=== What to work on ===
The answer must be every entry, retyped without a single difference.

[Dataset records Boundary: Start]

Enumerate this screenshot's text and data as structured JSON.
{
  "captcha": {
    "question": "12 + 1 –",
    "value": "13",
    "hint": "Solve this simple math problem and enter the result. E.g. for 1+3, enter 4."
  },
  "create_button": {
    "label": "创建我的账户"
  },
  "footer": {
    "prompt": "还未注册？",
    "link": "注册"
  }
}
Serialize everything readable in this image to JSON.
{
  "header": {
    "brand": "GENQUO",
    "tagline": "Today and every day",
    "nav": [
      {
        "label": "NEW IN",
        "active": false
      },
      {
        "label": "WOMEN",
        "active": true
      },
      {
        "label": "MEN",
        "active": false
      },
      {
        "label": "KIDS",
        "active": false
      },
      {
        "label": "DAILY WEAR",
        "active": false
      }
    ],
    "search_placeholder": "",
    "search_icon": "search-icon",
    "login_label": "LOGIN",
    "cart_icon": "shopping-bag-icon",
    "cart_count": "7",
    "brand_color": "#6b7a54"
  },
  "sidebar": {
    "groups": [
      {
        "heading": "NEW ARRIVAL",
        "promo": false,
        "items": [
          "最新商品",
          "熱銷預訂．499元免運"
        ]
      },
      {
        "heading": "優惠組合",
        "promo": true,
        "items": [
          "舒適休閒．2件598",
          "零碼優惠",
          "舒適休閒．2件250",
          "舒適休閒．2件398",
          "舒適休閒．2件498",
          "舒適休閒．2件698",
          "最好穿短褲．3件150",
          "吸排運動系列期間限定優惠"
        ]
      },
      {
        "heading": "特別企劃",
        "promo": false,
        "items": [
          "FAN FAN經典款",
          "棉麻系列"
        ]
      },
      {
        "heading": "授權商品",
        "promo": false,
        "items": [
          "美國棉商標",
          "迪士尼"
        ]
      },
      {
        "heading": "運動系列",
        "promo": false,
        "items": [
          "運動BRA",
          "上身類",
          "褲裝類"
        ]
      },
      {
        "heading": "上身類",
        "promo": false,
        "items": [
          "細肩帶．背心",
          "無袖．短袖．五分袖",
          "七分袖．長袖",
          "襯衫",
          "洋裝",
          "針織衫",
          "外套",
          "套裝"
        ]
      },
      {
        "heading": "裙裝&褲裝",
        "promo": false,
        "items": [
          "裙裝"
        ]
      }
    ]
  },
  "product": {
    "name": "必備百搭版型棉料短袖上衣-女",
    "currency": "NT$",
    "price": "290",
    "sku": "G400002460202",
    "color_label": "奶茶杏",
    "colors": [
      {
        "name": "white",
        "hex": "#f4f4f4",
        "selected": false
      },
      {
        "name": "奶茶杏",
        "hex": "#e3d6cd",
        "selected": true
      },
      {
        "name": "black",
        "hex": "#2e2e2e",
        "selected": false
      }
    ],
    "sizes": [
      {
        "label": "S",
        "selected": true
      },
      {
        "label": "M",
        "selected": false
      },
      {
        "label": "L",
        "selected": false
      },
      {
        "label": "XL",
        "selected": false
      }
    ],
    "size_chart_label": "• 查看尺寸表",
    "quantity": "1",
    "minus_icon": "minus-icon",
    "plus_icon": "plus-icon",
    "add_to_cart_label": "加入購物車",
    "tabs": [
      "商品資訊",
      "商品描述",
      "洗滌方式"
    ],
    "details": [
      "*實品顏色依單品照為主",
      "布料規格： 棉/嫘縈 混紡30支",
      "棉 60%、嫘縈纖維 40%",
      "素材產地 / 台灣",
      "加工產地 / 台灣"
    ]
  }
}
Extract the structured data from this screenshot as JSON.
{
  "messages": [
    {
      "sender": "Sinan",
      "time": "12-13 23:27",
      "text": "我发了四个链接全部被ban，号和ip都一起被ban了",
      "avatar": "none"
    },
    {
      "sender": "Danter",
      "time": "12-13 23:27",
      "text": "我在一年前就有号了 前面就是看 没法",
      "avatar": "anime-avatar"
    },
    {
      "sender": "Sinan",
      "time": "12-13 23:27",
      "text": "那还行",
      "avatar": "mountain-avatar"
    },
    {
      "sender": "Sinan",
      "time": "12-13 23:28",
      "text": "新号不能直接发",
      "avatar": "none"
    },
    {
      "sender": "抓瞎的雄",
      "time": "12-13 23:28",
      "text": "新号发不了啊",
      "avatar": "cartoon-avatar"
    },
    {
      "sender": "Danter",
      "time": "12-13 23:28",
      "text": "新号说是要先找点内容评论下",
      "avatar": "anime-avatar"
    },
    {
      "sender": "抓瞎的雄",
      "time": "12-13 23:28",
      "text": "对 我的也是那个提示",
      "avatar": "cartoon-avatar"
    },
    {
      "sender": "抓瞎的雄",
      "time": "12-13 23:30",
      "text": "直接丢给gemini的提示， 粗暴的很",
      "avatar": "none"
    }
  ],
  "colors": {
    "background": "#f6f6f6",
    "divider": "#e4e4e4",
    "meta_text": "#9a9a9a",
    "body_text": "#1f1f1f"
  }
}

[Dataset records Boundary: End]

=== Result of this exercise ===
Enumerate this screenshot's text and data as structured JSON.
{
  "captcha": {
    "question": "12 + 1 –",
    "value": "13",
    "hint": "Solve this simple math problem and enter the result. E.g. for 1+3, enter 4."
  },
  "create_button": {
    "label": "创建我的账户"
  },
  "footer": {
    "prompt": "还未注册？",
    "link": "注册"
  }
}
Serialize everything readable in this image to JSON.
{
  "header": {
    "brand": "GENQUO",
    "tagline": "Today and every day",
    "nav": [
      {
        "label": "NEW IN",
        "active": false
      },
      {
        "label": "WOMEN",
        "active": true
      },
      {
        "label": "MEN",
        "active": false
      },
      {
        "label": "KIDS",
        "active": false
      },
      {
        "label": "DAILY WEAR",
        "active": false
      }
    ],
    "search_placeholder": "",
    "search_icon": "search-icon",
    "login_label": "LOGIN",
    "cart_icon": "shopping-bag-icon",
    "cart_count": "7",
    "brand_color": "#6b7a54"
  },
  "sidebar": {
    "groups": [
      {
        "heading": "NEW ARRIVAL",
        "promo": false,
        "items": [
          "最新商品",
          "熱銷預訂．499元免運"
        ]
      },
      {
        "heading": "優惠組合",
        "promo": true,
        "items": [
          "舒適休閒．2件598",
          "零碼優惠",
          "舒適休閒．2件250",
          "舒適休閒．2件398",
          "舒適休閒．2件498",
          "舒適休閒．2件698",
          "最好穿短褲．3件150",
          "吸排運動系列期間限定優惠"
        ]
      },
      {
        "heading": "特別企劃",
        "promo": false,
        "items": [
          "FAN FAN經典款",
          "棉麻系列"
        ]
      },
      {
        "heading": "授權商品",
        "promo": false,
        "items": [
          "美國棉商標",
          "迪士尼"
        ]
      },
      {
        "heading": "運動系列",
        "promo": false,
        "items": [
          "運動BRA",
          "上身類",
          "褲裝類"
        ]
      },
      {
        "heading": "上身類",
        "promo": false,
        "items": [
          "細肩帶．背心",
          "無袖．短袖．五分袖",
          "七分袖．長袖",
          "襯衫",
          "洋裝",
          "針織衫",
          "外套",
          "套裝"
        ]
      },
      {
        "heading": "裙裝&褲裝",
        "promo": false,
        "items": [
          "裙裝"
        ]
      }
    ]
  },
  "product": {
    "name": "必備百搭版型棉料短袖上衣-女",
    "currency": "NT$",
    "price": "290",
    "sku": "G400002460202",
    "color_label": "奶茶杏",
    "colors": [
      {
        "name": "white",
        "hex": "#f4f4f4",
        "selected": false
      },
      {
        "name": "奶茶杏",
        "hex": "#e3d6cd",
        "selected": true
      },
      {
        "name": "black",
        "hex": "#2e2e2e",
        "selected": false
      }
    ],
    "sizes": [
      {
        "label": "S",
        "selected": true
      },
      {
        "label": "M",
        "selected": false
      },
      {
        "label": "L",
        "selected": false
      },
      {
        "label": "XL",
        "selected": false
      }
    ],
    "size_chart_label": "• 查看尺寸表",
    "quantity": "1",
    "minus_icon": "minus-icon",
    "plus_icon": "plus-icon",
    "add_to_cart_label": "加入購物車",
    "tabs": [
      "商品資訊",
      "商品描述",
      "洗滌方式"
    ],
    "details": [
      "*實品顏色依單品照為主",
      "布料規格： 棉/嫘縈 混紡30支",
      "棉 60%、嫘縈纖維 40%",
      "素材產地 / 台灣",
      "加工產地 / 台灣"
    ]
  }
}
Extract the structured data from this screenshot as JSON.
{
  "messages": [
    {
      "sender": "Sinan",
      "time": "12-13 23:27",
      "text": "我发了四个链接全部被ban，号和ip都一起被ban了",
      "avatar": "none"
    },
    {
      "sender": "Danter",
      "time": "12-13 23:27",
      "text": "我在一年前就有号了 前面就是看 没法",
      "avatar": "anime-avatar"
    },
    {
      "sender": "Sinan",
      "time": "12-13 23:27",
      "text": "那还行",
      "avatar": "mountain-avatar"
    },
    {
      "sender": "Sinan",
      "time": "12-13 23:28",
      "text": "新号不能直接发",
      "avatar": "none"
    },
    {
      "sender": "抓瞎的雄",
      "time": "12-13 23:28",
      "text": "新号发不了啊",
      "avatar": "cartoon-avatar"
    },
    {
      "sender": "Danter",
      "time": "12-13 23:28",
      "text": "新号说是要先找点内容评论下",
      "avatar": "anime-avatar"
    },
    {
      "sender": "抓瞎的雄",
      "time": "12-13 23:28",
      "text": "对 我的也是那个提示",
      "avatar": "cartoon-avatar"
    },
    {
      "sender": "抓瞎的雄",
      "time": "12-13 23:30",
      "text": "直接丢给gemini的提示， 粗暴的很",
      "avatar": "none"
    }
  ],
  "colors": {
    "background": "#f6f6f6",
    "divider": "#e4e4e4",
    "meta_text": "#9a9a9a",
    "body_text": "#1f1f1f"
  }
}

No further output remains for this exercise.